Data about app and page elements:
'''
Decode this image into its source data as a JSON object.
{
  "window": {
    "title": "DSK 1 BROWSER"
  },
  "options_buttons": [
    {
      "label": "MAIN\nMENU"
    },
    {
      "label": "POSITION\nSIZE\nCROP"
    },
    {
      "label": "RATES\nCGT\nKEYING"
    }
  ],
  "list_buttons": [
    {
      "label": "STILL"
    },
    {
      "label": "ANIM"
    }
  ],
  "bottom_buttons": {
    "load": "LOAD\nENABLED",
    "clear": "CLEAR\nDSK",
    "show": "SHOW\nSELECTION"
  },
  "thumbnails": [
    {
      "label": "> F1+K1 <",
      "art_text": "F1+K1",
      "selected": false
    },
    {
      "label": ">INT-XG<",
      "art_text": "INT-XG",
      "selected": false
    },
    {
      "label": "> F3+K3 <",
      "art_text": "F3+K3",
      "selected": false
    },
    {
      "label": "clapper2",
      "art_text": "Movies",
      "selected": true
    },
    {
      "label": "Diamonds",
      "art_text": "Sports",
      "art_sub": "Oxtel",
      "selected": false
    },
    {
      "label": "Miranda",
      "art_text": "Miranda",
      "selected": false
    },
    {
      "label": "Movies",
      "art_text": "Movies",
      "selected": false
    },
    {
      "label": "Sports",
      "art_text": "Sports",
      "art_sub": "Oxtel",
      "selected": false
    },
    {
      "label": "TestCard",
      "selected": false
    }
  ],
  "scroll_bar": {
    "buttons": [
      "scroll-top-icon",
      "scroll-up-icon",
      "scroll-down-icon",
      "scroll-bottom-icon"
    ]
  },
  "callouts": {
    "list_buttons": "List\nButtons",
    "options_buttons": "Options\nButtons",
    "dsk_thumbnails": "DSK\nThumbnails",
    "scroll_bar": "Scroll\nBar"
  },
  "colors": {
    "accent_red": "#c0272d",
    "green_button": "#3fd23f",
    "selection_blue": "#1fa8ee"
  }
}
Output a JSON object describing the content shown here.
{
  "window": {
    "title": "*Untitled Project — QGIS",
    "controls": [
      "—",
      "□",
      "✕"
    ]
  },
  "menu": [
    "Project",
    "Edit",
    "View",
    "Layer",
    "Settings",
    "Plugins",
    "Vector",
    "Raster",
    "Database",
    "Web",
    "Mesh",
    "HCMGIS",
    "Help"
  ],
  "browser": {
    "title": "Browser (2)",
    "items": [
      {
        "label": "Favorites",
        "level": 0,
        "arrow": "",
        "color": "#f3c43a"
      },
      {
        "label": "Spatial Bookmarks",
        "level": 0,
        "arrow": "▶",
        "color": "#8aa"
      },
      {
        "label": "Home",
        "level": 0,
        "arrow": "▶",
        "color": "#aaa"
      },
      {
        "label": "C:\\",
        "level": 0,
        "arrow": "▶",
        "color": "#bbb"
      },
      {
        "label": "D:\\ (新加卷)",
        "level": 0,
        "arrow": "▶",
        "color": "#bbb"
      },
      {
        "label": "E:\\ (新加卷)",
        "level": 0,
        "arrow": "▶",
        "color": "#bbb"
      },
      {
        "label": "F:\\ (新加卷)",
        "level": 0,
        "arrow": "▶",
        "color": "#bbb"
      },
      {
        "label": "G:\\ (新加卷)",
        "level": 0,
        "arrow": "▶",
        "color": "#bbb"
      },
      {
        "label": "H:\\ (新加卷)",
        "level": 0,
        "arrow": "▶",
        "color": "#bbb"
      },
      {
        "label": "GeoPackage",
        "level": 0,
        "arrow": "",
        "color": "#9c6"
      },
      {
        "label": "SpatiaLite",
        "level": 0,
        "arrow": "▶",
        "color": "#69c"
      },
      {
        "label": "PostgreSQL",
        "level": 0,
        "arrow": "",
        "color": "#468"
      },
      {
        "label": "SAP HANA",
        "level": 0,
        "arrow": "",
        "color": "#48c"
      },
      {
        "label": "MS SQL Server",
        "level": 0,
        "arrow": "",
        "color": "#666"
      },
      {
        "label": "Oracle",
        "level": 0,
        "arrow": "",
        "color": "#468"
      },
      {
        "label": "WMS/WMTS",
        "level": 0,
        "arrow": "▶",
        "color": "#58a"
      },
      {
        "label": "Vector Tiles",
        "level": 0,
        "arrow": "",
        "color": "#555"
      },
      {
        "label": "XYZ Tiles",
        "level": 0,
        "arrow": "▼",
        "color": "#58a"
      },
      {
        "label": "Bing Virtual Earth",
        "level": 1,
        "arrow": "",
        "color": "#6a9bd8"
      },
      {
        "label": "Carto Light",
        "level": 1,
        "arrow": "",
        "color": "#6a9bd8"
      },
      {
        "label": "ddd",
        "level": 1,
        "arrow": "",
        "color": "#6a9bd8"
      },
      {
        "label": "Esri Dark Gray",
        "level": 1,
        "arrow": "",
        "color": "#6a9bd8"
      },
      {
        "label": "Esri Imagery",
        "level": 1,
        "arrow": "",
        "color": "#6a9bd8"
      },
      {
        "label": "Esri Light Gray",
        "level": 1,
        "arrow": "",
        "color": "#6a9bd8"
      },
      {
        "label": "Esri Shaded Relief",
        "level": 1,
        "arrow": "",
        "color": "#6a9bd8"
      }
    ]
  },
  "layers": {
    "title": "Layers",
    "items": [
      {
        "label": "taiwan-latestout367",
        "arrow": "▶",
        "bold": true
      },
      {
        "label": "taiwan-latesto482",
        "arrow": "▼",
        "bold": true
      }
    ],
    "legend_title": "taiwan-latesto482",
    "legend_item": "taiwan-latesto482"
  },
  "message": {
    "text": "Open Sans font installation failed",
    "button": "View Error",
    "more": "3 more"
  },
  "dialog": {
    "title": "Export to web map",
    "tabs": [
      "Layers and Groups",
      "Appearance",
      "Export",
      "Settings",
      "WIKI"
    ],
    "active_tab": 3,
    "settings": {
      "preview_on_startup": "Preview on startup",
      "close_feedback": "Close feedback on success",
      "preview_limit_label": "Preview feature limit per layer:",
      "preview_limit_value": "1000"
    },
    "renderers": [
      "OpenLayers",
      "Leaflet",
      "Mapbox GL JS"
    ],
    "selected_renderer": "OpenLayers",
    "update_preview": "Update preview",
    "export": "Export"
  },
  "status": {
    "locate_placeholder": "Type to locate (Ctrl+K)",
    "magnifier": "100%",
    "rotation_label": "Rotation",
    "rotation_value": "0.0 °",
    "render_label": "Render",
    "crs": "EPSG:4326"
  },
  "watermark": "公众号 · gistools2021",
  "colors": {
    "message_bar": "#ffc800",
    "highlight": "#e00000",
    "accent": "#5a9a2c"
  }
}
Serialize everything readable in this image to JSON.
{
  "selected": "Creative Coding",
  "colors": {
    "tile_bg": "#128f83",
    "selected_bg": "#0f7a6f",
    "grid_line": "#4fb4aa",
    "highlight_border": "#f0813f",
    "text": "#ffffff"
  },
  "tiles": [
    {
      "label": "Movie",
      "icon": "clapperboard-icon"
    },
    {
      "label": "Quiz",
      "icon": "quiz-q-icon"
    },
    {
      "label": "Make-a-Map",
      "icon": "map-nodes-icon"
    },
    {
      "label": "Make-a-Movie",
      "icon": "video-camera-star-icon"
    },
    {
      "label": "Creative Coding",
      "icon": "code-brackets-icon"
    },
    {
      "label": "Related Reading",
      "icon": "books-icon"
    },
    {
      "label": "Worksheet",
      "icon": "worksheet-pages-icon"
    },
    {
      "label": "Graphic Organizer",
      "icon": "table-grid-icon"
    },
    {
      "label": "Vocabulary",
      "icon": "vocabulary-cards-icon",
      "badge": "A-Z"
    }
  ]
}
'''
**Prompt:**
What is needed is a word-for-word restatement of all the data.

**Expected answer:**
Decode this image into its source data as a JSON object.
{
  "window": {
    "title": "DSK 1 BROWSER"
  },
  "options_buttons": [
    {
      "label": "MAIN\nMENU"
    },
    {
      "label": "POSITION\nSIZE\nCROP"
    },
    {
      "label": "RATES\nCGT\nKEYING"
    }
  ],
  "list_buttons": [
    {
      "label": "STILL"
    },
    {
      "label": "ANIM"
    }
  ],
  "bottom_buttons": {
    "load": "LOAD\nENABLED",
    "clear": "CLEAR\nDSK",
    "show": "SHOW\nSELECTION"
  },
  "thumbnails": [
    {
      "label": "> F1+K1 <",
      "art_text": "F1+K1",
      "selected": false
    },
    {
      "label": ">INT-XG<",
      "art_text": "INT-XG",
      "selected": false
    },
    {
      "label": "> F3+K3 <",
      "art_text": "F3+K3",
      "selected": false
    },
    {
      "label": "clapper2",
      "art_text": "Movies",
      "selected": true
    },
    {
      "label": "Diamonds",
      "art_text": "Sports",
      "art_sub": "Oxtel",
      "selected": false
    },
    {
      "label": "Miranda",
      "art_text": "Miranda",
      "selected": false
    },
    {
      "label": "Movies",
      "art_text": "Movies",
      "selected": false
    },
    {
      "label": "Sports",
      "art_text": "Sports",
      "art_sub": "Oxtel",
      "selected": false
    },
    {
      "label": "TestCard",
      "selected": false
    }
  ],
  "scroll_bar": {
    "buttons": [
      "scroll-top-icon",
      "scroll-up-icon",
      "scroll-down-icon",
      "scroll-bottom-icon"
    ]
  },
  "callouts": {
    "list_buttons": "List\nButtons",
    "options_buttons": "Options\nButtons",
    "dsk_thumbnails": "DSK\nThumbnails",
    "scroll_bar": "Scroll\nBar"
  },
  "colors": {
    "accent_red": "#c0272d",
    "green_button": "#3fd23f",
    "selection_blue": "#1fa8ee"
  }
}
Output a JSON object describing the content shown here.
{
  "window": {
    "title": "*Untitled Project — QGIS",
    "controls": [
      "—",
      "□",
      "✕"
    ]
  },
  "menu": [
    "Project",
    "Edit",
    "View",
    "Layer",
    "Settings",
    "Plugins",
    "Vector",
    "Raster",
    "Database",
    "Web",
    "Mesh",
    "HCMGIS",
    "Help"
  ],
  "browser": {
    "title": "Browser (2)",
    "items": [
      {
        "label": "Favorites",
        "level": 0,
        "arrow": "",
        "color": "#f3c43a"
      },
      {
        "label": "Spatial Bookmarks",
        "level": 0,
        "arrow": "▶",
        "color": "#8aa"
      },
      {
        "label": "Home",
        "level": 0,
        "arrow": "▶",
        "color": "#aaa"
      },
      {
        "label": "C:\\",
        "level": 0,
        "arrow": "▶",
        "color": "#bbb"
      },
      {
        "label": "D:\\ (新加卷)",
        "level": 0,
        "arrow": "▶",
        "color": "#bbb"
      },
      {
        "label": "E:\\ (新加卷)",
        "level": 0,
        "arrow": "▶",
        "color": "#bbb"
      },
      {
        "label": "F:\\ (新加卷)",
        "level": 0,
        "arrow": "▶",
        "color": "#bbb"
      },
      {
        "label": "G:\\ (新加卷)",
        "level": 0,
        "arrow": "▶",
        "color": "#bbb"
      },
      {
        "label": "H:\\ (新加卷)",
        "level": 0,
        "arrow": "▶",
        "color": "#bbb"
      },
      {
        "label": "GeoPackage",
        "level": 0,
        "arrow": "",
        "color": "#9c6"
      },
      {
        "label": "SpatiaLite",
        "level": 0,
        "arrow": "▶",
        "color": "#69c"
      },
      {
        "label": "PostgreSQL",
        "level": 0,
        "arrow": "",
        "color": "#468"
      },
      {
        "label": "SAP HANA",
        "level": 0,
        "arrow": "",
        "color": "#48c"
      },
      {
        "label": "MS SQL Server",
        "level": 0,
        "arrow": "",
        "color": "#666"
      },
      {
        "label": "Oracle",
        "level": 0,
        "arrow": "",
        "color": "#468"
      },
      {
        "label": "WMS/WMTS",
        "level": 0,
        "arrow": "▶",
        "color": "#58a"
      },
      {
        "label": "Vector Tiles",
        "level": 0,
        "arrow": "",
        "color": "#555"
      },
      {
        "label": "XYZ Tiles",
        "level": 0,
        "arrow": "▼",
        "color": "#58a"
      },
      {
        "label": "Bing Virtual Earth",
        "level": 1,
        "arrow": "",
        "color": "#6a9bd8"
      },
      {
        "label": "Carto Light",
        "level": 1,
        "arrow": "",
        "color": "#6a9bd8"
      },
      {
        "label": "ddd",
        "level": 1,
        "arrow": "",
        "color": "#6a9bd8"
      },
      {
        "label": "Esri Dark Gray",
        "level": 1,
        "arrow": "",
        "color": "#6a9bd8"
      },
      {
        "label": "Esri Imagery",
        "level": 1,
        "arrow": "",
        "color": "#6a9bd8"
      },
      {
        "label": "Esri Light Gray",
        "level": 1,
        "arrow": "",
        "color": "#6a9bd8"
      },
      {
        "label": "Esri Shaded Relief",
        "level": 1,
        "arrow": "",
        "color": "#6a9bd8"
      }
    ]
  },
  "layers": {
    "title": "Layers",
    "items": [
      {
        "label": "taiwan-latestout367",
        "arrow": "▶",
        "bold": true
      },
      {
        "label": "taiwan-latesto482",
        "arrow": "▼",
        "bold": true
      }
    ],
    "legend_title": "taiwan-latesto482",
    "legend_item": "taiwan-latesto482"
  },
  "message": {
    "text": "Open Sans font installation failed",
    "button": "View Error",
    "more": "3 more"
  },
  "dialog": {
    "title": "Export to web map",
    "tabs": [
      "Layers and Groups",
      "Appearance",
      "Export",
      "Settings",
      "WIKI"
    ],
    "active_tab": 3,
    "settings": {
      "preview_on_startup": "Preview on startup",
      "close_feedback": "Close feedback on success",
      "preview_limit_label": "Preview feature limit per layer:",
      "preview_limit_value": "1000"
    },
    "renderers": [
      "OpenLayers",
      "Leaflet",
      "Mapbox GL JS"
    ],
    "selected_renderer": "OpenLayers",
    "update_preview": "Update preview",
    "export": "Export"
  },
  "status": {
    "locate_placeholder": "Type to locate (Ctrl+K)",
    "magnifier": "100%",
    "rotation_label": "Rotation",
    "rotation_value": "0.0 °",
    "render_label": "Render",
    "crs": "EPSG:4326"
  },
  "watermark": "公众号 · gistools2021",
  "colors": {
    "message_bar": "#ffc800",
    "highlight": "#e00000",
    "accent": "#5a9a2c"
  }
}
Serialize everything readable in this image to JSON.
{
  "selected": "Creative Coding",
  "colors": {
    "tile_bg": "#128f83",
    "selected_bg": "#0f7a6f",
    "grid_line": "#4fb4aa",
    "highlight_border": "#f0813f",
    "text": "#ffffff"
  },
  "tiles": [
    {
      "label": "Movie",
      "icon": "clapperboard-icon"
    },
    {
      "label": "Quiz",
      "icon": "quiz-q-icon"
    },
    {
      "label": "Make-a-Map",
      "icon": "map-nodes-icon"
    },
    {
      "label": "Make-a-Movie",
      "icon": "video-camera-star-icon"
    },
    {
      "label": "Creative Coding",
      "icon": "code-brackets-icon"
    },
    {
      "label": "Related Reading",
      "icon": "books-icon"
    },
    {
      "label": "Worksheet",
      "icon": "worksheet-pages-icon"
    },
    {
      "label": "Graphic Organizer",
      "icon": "table-grid-icon"
    },
    {
      "label": "Vocabulary",
      "icon": "vocabulary-cards-icon",
      "badge": "A-Z"
    }
  ]
}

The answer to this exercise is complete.